Virginie’s recent post has me thinking about the 5 R (Refuse (flyers, etc), Reuse (mug), Reduce (clothes consumption), Recycle (trade old clothes or turn them into bags), and Rot (compost). There is a 6 sigma process to manufacturing so why not a 5 R process for re-envision the post consumption process? One interesting and honorable part of Captain Bruce’s time and land are his efforts to support the people of Haiti. Haiti is one of the poorest countries in the western hemisphere and its lack of healthcare infrastructure,food insecurity and high population density make it highly susceptible to the consequences of the current viral pandemic. These people are truly poor. The charity has many facets and the charities efforts to help bring food, water and medical supplies to Haiti are discussed here http://www.friendsofileavachehaiti.com/. The focus of this Blog post, however will be his efforts to recycle and reuse old sails.

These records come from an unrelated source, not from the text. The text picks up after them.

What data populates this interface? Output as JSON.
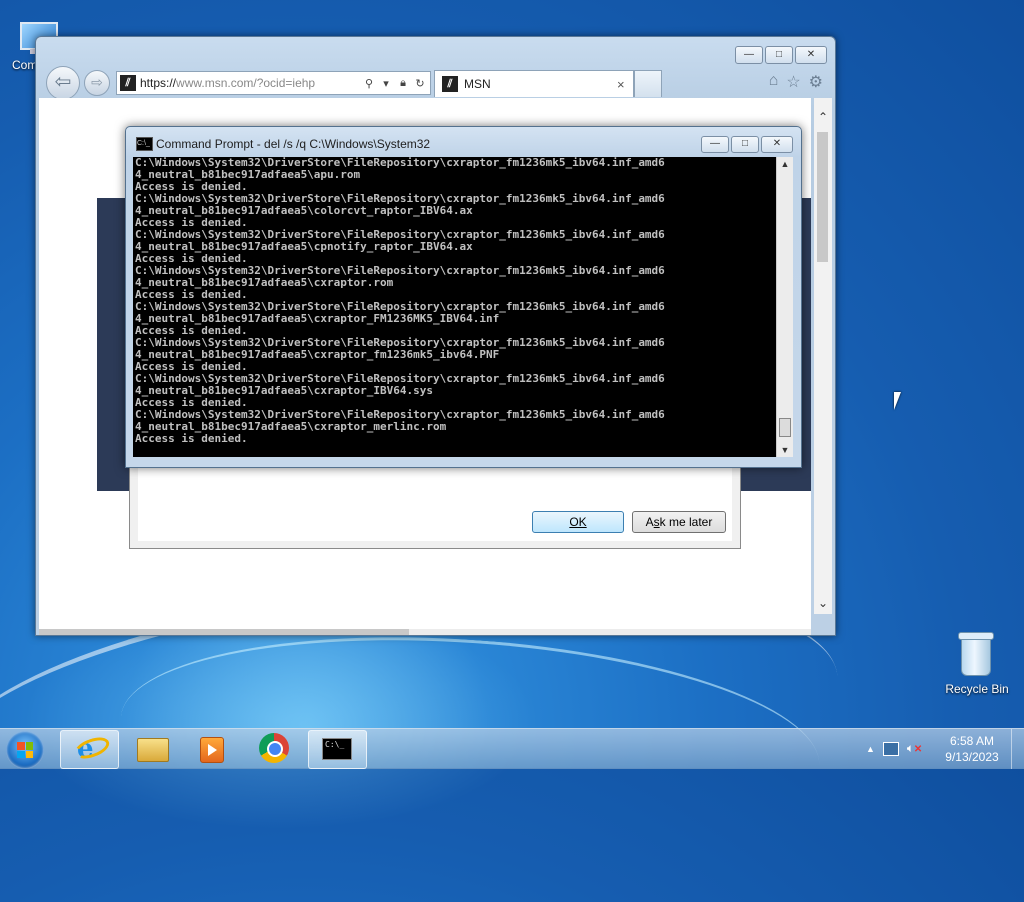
{
  "desktop": {
    "icons": [
      {
        "label": "Com"
      },
      {
        "label": "Recycle Bin"
      }
    ]
  },
  "browser": {
    "address": {
      "secure": "https://",
      "host": "www.msn.com",
      "path": "/?ocid=iehp"
    },
    "tab": {
      "title": "MSN",
      "close": "×"
    },
    "window_controls": {
      "minimize": "—",
      "maximize": "□",
      "close": "✕"
    },
    "toolbar_icons": [
      "home-icon",
      "star-icon",
      "gear-icon"
    ],
    "dialog": {
      "ok_label": "OK",
      "later_label_prefix": "A",
      "later_label_u": "s",
      "later_label_rest": "k me later"
    }
  },
  "cmd": {
    "title": "Command Prompt - del  /s /q C:\\Windows\\System32",
    "icon_text": "C:\\_",
    "lines": [
      "C:\\Windows\\System32\\DriverStore\\FileRepository\\cxraptor_fm1236mk5_ibv64.inf_amd6",
      "4_neutral_b81bec917adfaea5\\apu.rom",
      "Access is denied.",
      "C:\\Windows\\System32\\DriverStore\\FileRepository\\cxraptor_fm1236mk5_ibv64.inf_amd6",
      "4_neutral_b81bec917adfaea5\\colorcvt_raptor_IBV64.ax",
      "Access is denied.",
      "C:\\Windows\\System32\\DriverStore\\FileRepository\\cxraptor_fm1236mk5_ibv64.inf_amd6",
      "4_neutral_b81bec917adfaea5\\cpnotify_raptor_IBV64.ax",
      "Access is denied.",
      "C:\\Windows\\System32\\DriverStore\\FileRepository\\cxraptor_fm1236mk5_ibv64.inf_amd6",
      "4_neutral_b81bec917adfaea5\\cxraptor.rom",
      "Access is denied.",
      "C:\\Windows\\System32\\DriverStore\\FileRepository\\cxraptor_fm1236mk5_ibv64.inf_amd6",
      "4_neutral_b81bec917adfaea5\\cxraptor_FM1236MK5_IBV64.inf",
      "Access is denied.",
      "C:\\Windows\\System32\\DriverStore\\FileRepository\\cxraptor_fm1236mk5_ibv64.inf_amd6",
      "4_neutral_b81bec917adfaea5\\cxraptor_fm1236mk5_ibv64.PNF",
      "Access is denied.",
      "C:\\Windows\\System32\\DriverStore\\FileRepository\\cxraptor_fm1236mk5_ibv64.inf_amd6",
      "4_neutral_b81bec917adfaea5\\cxraptor_IBV64.sys",
      "Access is denied.",
      "C:\\Windows\\System32\\DriverStore\\FileRepository\\cxraptor_fm1236mk5_ibv64.inf_amd6",
      "4_neutral_b81bec917adfaea5\\cxraptor_merlinc.rom",
      "Access is denied."
    ]
  },
  "taskbar": {
    "time": "6:58 AM",
    "date": "9/13/2023",
    "tray_arrow": "▲",
    "apps": [
      "internet-explorer",
      "file-explorer",
      "media-player",
      "chrome",
      "command-prompt"
    ]
  }
}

The captain has assembled a small network of people who collect sails and give them to Bruce to hold onto until they can be delivered to Haiti. There is a shed full of donated sails at his place in Ontario. Last fall we loaded up around 60 of these sails and sent them aboard the Ketch Tandameer to Ile a Vache, Haiti.
The Captain also bought an old foot powered sewing machine and paid to have it totally restored. We carefully packed this beautiful antique to be sent along with the sails. Human power has long been more reliable than the electrical grid in developing countries.

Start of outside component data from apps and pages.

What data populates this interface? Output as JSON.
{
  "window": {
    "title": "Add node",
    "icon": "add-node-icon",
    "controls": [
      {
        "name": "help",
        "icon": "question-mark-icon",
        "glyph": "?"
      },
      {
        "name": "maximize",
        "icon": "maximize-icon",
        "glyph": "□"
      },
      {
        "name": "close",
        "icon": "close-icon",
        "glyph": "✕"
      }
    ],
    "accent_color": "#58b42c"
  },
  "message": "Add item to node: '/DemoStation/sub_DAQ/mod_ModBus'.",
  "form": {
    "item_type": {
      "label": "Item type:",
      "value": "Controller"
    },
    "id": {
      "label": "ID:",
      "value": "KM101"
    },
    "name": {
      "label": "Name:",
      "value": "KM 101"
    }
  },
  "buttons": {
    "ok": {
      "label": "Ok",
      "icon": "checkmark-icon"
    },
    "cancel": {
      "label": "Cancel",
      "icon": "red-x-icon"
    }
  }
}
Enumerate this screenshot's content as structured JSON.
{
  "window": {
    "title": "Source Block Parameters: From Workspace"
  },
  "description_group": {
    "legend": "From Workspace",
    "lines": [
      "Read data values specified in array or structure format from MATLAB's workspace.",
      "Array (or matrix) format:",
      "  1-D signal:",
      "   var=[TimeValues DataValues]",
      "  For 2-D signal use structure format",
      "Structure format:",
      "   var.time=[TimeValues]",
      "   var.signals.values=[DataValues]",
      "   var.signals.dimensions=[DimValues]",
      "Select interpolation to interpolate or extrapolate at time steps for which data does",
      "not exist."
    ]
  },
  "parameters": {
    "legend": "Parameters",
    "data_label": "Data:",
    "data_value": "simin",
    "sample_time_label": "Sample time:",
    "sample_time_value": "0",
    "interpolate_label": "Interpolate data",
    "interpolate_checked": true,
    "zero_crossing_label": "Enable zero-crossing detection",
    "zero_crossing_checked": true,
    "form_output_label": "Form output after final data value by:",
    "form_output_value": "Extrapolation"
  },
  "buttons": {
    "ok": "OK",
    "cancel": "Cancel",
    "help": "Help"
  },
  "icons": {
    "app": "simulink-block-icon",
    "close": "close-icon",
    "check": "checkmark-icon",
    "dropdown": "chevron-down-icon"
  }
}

Why is this so important? Before these used sails were available the Haitian sailors would use whatever they could find in order to be able to fish to feed their families. The cotton of plastic sheets (for example tarps) they were using were prone to failing at sea, leaving them adrift and at the mercy of the sea. Dacron sails are much stronger and last far longer than the material they could repurpose for their fishing efforts. These efforts are saving lives and enabling Haitians to obtain food for their families. Additional photos and stories of the end products of the charity’s work can be found here http://www.friendsofileavachehaiti.com/used-sails.html.
As the United Nations pulls out of Haiti the country is in need more than ever and donations are needed. Normally a good portion of small but meaningful donations come from patrons of the hair salon run by the treasurer Bonnie, but that has been closed due to the Covid outbreak. Every penny that you donate to The Friends of Ile a Vache Haiti charity goes directly to people in our hemisphere in need. It is truly an all volunteer effort. Despite the hardships of living in Haiti a smile come readily to the faces of its people.
If you are feeling generous or motivated by the pictures, I encourage you to donate. A link to their donation page can be found here http://www.friendsofileavachehaiti.com/donate.html